Every entry needs to be given again exactly as it reads.
BEGIN SUPPLIED DATA
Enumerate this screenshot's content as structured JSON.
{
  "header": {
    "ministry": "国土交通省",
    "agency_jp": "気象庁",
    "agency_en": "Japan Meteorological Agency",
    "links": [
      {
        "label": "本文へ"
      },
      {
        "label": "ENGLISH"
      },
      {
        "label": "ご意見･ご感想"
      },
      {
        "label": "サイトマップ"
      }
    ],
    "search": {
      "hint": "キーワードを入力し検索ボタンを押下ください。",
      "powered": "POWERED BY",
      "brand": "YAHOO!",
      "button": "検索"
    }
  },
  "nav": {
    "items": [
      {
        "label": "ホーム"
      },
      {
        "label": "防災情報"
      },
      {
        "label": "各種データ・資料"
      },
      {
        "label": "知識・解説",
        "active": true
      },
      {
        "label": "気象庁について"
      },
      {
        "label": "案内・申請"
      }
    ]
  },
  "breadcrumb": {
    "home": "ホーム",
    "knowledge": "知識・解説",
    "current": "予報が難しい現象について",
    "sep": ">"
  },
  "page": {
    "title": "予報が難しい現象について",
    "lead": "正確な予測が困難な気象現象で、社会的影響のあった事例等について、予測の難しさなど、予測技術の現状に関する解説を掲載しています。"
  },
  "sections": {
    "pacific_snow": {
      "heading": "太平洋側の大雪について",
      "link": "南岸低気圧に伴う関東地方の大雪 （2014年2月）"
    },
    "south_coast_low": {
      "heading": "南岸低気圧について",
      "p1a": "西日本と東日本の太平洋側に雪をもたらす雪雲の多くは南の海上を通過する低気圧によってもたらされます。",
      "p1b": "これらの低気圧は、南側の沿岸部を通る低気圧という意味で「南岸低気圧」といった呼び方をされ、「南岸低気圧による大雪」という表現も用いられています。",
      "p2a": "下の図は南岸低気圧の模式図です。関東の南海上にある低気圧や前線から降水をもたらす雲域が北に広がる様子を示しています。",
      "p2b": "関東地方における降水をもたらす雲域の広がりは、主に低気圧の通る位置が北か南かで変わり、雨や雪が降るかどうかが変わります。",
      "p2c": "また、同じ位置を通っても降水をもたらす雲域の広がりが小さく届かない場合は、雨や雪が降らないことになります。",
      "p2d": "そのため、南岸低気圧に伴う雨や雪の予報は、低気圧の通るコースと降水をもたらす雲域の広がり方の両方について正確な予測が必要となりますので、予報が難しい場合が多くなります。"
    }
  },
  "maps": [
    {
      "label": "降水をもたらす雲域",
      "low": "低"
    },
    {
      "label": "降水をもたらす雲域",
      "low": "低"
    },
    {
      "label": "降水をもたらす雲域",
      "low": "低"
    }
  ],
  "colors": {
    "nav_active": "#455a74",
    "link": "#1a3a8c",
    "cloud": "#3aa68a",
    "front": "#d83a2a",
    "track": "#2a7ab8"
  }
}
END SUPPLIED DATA
EXERCISE ANSWER
Enumerate this screenshot's content as structured JSON.
{
  "header": {
    "ministry": "国土交通省",
    "agency_jp": "気象庁",
    "agency_en": "Japan Meteorological Agency",
    "links": [
      {
        "label": "本文へ"
      },
      {
        "label": "ENGLISH"
      },
      {
        "label": "ご意見･ご感想"
      },
      {
        "label": "サイトマップ"
      }
    ],
    "search": {
      "hint": "キーワードを入力し検索ボタンを押下ください。",
      "powered": "POWERED BY",
      "brand": "YAHOO!",
      "button": "検索"
    }
  },
  "nav": {
    "items": [
      {
        "label": "ホーム"
      },
      {
        "label": "防災情報"
      },
      {
        "label": "各種データ・資料"
      },
      {
        "label": "知識・解説",
        "active": true
      },
      {
        "label": "気象庁について"
      },
      {
        "label": "案内・申請"
      }
    ]
  },
  "breadcrumb": {
    "home": "ホーム",
    "knowledge": "知識・解説",
    "current": "予報が難しい現象について",
    "sep": ">"
  },
  "page": {
    "title": "予報が難しい現象について",
    "lead": "正確な予測が困難な気象現象で、社会的影響のあった事例等について、予測の難しさなど、予測技術の現状に関する解説を掲載しています。"
  },
  "sections": {
    "pacific_snow": {
      "heading": "太平洋側の大雪について",
      "link": "南岸低気圧に伴う関東地方の大雪 （2014年2月）"
    },
    "south_coast_low": {
      "heading": "南岸低気圧について",
      "p1a": "西日本と東日本の太平洋側に雪をもたらす雪雲の多くは南の海上を通過する低気圧によってもたらされます。",
      "p1b": "これらの低気圧は、南側の沿岸部を通る低気圧という意味で「南岸低気圧」といった呼び方をされ、「南岸低気圧による大雪」という表現も用いられています。",
      "p2a": "下の図は南岸低気圧の模式図です。関東の南海上にある低気圧や前線から降水をもたらす雲域が北に広がる様子を示しています。",
      "p2b": "関東地方における降水をもたらす雲域の広がりは、主に低気圧の通る位置が北か南かで変わり、雨や雪が降るかどうかが変わります。",
      "p2c": "また、同じ位置を通っても降水をもたらす雲域の広がりが小さく届かない場合は、雨や雪が降らないことになります。",
      "p2d": "そのため、南岸低気圧に伴う雨や雪の予報は、低気圧の通るコースと降水をもたらす雲域の広がり方の両方について正確な予測が必要となりますので、予報が難しい場合が多くなります。"
    }
  },
  "maps": [
    {
      "label": "降水をもたらす雲域",
      "low": "低"
    },
    {
      "label": "降水をもたらす雲域",
      "low": "低"
    },
    {
      "label": "降水をもたらす雲域",
      "low": "低"
    }
  ],
  "colors": {
    "nav_active": "#455a74",
    "link": "#1a3a8c",
    "cloud": "#3aa68a",
    "front": "#d83a2a",
    "track": "#2a7ab8"
  }
}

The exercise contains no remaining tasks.